(Reuters) – British bookmakers have seen a surge in the number of bets placed on the Women’s World Cup compared with previous years, though the timing of the matches meant betting volumes were down on last year’s European Championship.
Britain’s William Hill, now owned by bookmaker 888, said it has taken 900,000 bets on one of the biggest women’s sporting events in the world, which is being hosted by Australia and New Zealand.
“The reduction in quantity versus the Euros could be as a result of the morning kick-off times, but it still is significantly more than we would have taken a few years ago,” said William Hill spokesperson, Lee Phelps.
Entain, owner of Ladbrokes and Coral brands, said it saw “exponential growth” in betting on the sport and a record number of women globally placing bets.
The first three England games saw one-fifth of bets placed by women, it said.
“More of our customers are finding new ways to support their favourite teams – and that’s with a bet,” said Entain’s Chief Commercial Officer Dominic Grounsell.
Betting on the co-host and semi-finalist Australia saw a 200% increase, fuelled by the Matildas strong run.
The size of the women’s sports betting market has grown rapidly, with soccer clocking an annual market growth rate of about 20% since 2020, according to a study conducted by the German Sport University Cologne published in July.
Soccer leads the way in terms of the number of people betting and placing bets, and the number of women betting on women’s soccer has doubled annually, the study said.
Last summer’s European Championship was the biggest women’s event for Flutter and Entain and women’s sports have shown to be a lucrative opportunity for bookmakers and the betting industry.
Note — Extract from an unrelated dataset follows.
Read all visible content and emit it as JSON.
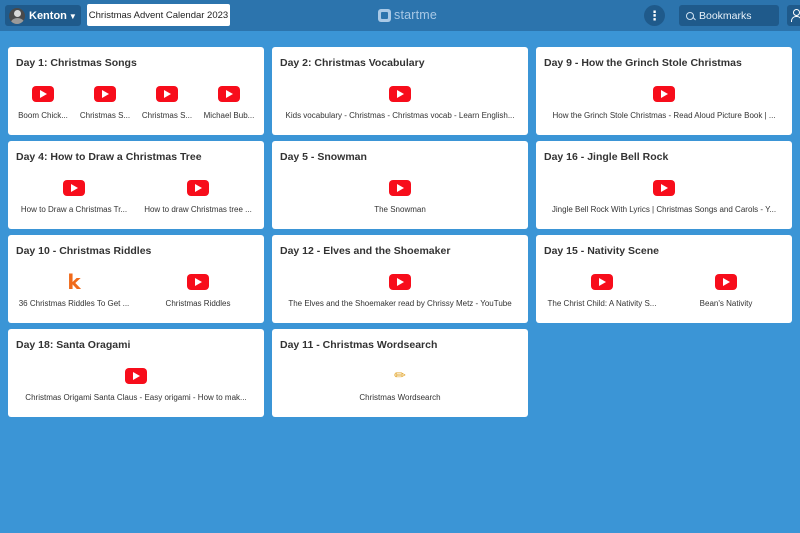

Entain did not immediately disclose the number of bets placed on the World Cup. A record 1.5 million online bets were placed on last year’s Euros.
(Reporting by Yadarisa Shabong in Bengaluru; Editing by Conor Humphries)